Neighbours fight plans for 24-hour casino at historic Mayfair street
The basement gaming room could allow smoking, says application
19 October, 2018 — By Richard Osley
Society Dame’s former home could become gambling joint
NEIGHBOURS of an opulent mansion block in Mayfair say their peace and quiet is at stake if plans to convert the building into a casino are approved.
A raft of objections have been filed at Westminster’s planning department as developers persevere with proposals for the 24-hour gambling complex in Charles Street.
Residents living nearby say the street will become clogged up with cars – both customers’ and delivery trucks – while gamblers will cause disturbance on their way in and out, and while enjoying a new terrace in the building’s courtyard.
A doctor, whose flat is among several overlooking this area, said in her objection that a casino operation would disrupt their children’s lives.
“It is unacceptable for their childhood to be dominated by looking out of the windows of their rooms and seeing people gambling,” the objection, published on the council’s website said.
“It is not proper for them to become aware of drinking and smoking from a young age by seeing that way of life from their windows. When they are a little older it will be disastrous for them to come into contact with the sort of people who may be in the vicinity of the entrance to a casino.”
The Grade II-listed building was once home to the offices of Debrett’s, the society etiquette consultants who publish Debrett’s Peerage & Baronetage.
Further back in the history book, it was owned by Dame Margaret Greville, a society host whose jewellery collection was bequeathed to the royal family.
This included an emerald tiara seen in public for the first time on Friday when it was worn by Princess Eugenie at her wedding to Jack Brooks- bank.
The new plans have been submitted by Continuity Capital, a company which finances developments, but the actual operator of the proposed casino has not been named.
The building’s first floor ballroom will be a private bar, while the other floors will feature gaming rooms, and one “for younger gamblers” will have slot machines and a sports bar.
A basement gaming room will see smoking permitted with the operators planning a tobacco extractor system.
Another objection – the council now redacts the names of those who have written them – said: “It simply cannot be appropriate for a casino to be sited next to a large residential block. Would you want to use the entrance to the block when there is a casino right next door to it? Especially so for women coming back to the apartment alone, or families with young children. Many people will be worried by the increased risk to their personal safety by having a casino next door.”
It added: “There are mainly expensive residential houses and flats and the use of the non-residential properties is extremely gentil [sic] in character. It would destroy the character of one of London’s best known historical streets.”
Other objectors noted that there were 11 casinos elsewhere in Mayfair already in operation, with the view that there was no need for another one and distinguishing Charles Street as a more residential road.

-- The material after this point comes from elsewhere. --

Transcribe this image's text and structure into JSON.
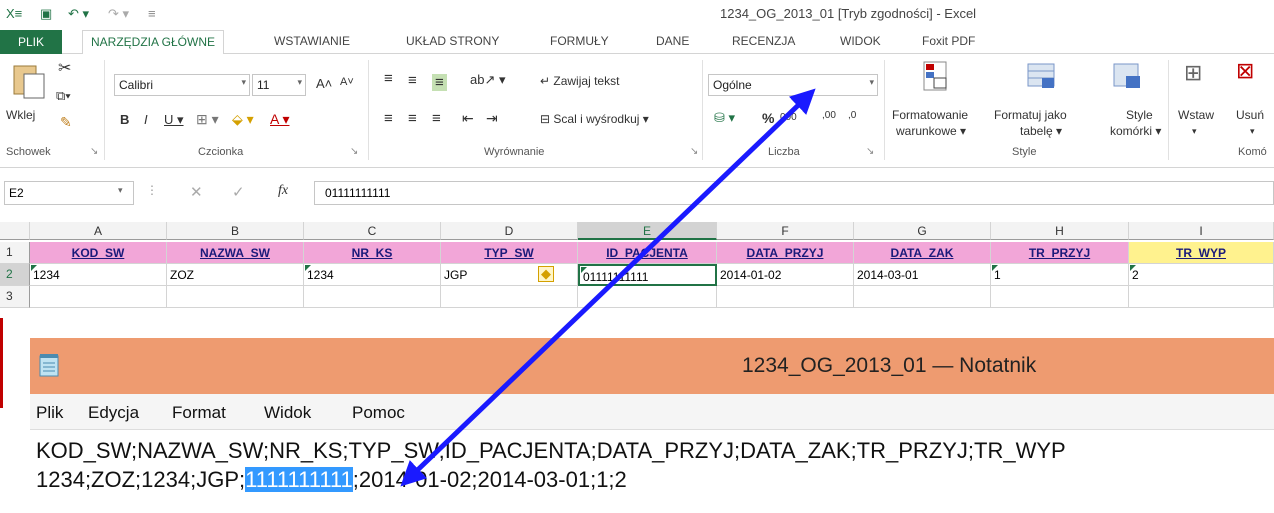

Alexander Hauschildt, from Residents’ Society of Mayfair and St James’s group, said: “Charles Street is predominantly residential and office use and therefore a casino is not appropriate or fair to the residents in this location.
“The increased traffic and pedestrians at all hours of the day will dam- age the current atmosphere in the street. We have been asked by our residents to object on their behalf and as a committee we all came to an agreement that a casino in this street is not at all suitable.”
In its application Continuity Capital’s design team said neighbours would be protected from disturbance with limits on music and restricted hours to the terrace, which would have a canopy. Nobody would be able to see gambling take place, it said, adding: “After the restricted hours, customers will be directed to the gaming room at basement level where smoking will be permitted due to the installation of a tobacco smoke extract system.
“The canopy has been designed using an inter- layer glass which will diffuse any views down into the basement gaming room, preventing any overlooking from neighbouring properties.”
The application said the conversion would make only small changes to Dame Margaret’s former entertaining spaces inside the building to ensure “limited impact to the historical features”.
It added: “Specialist lighting will be fitted to the gaming tables to minimise any further impact to the ceiling.”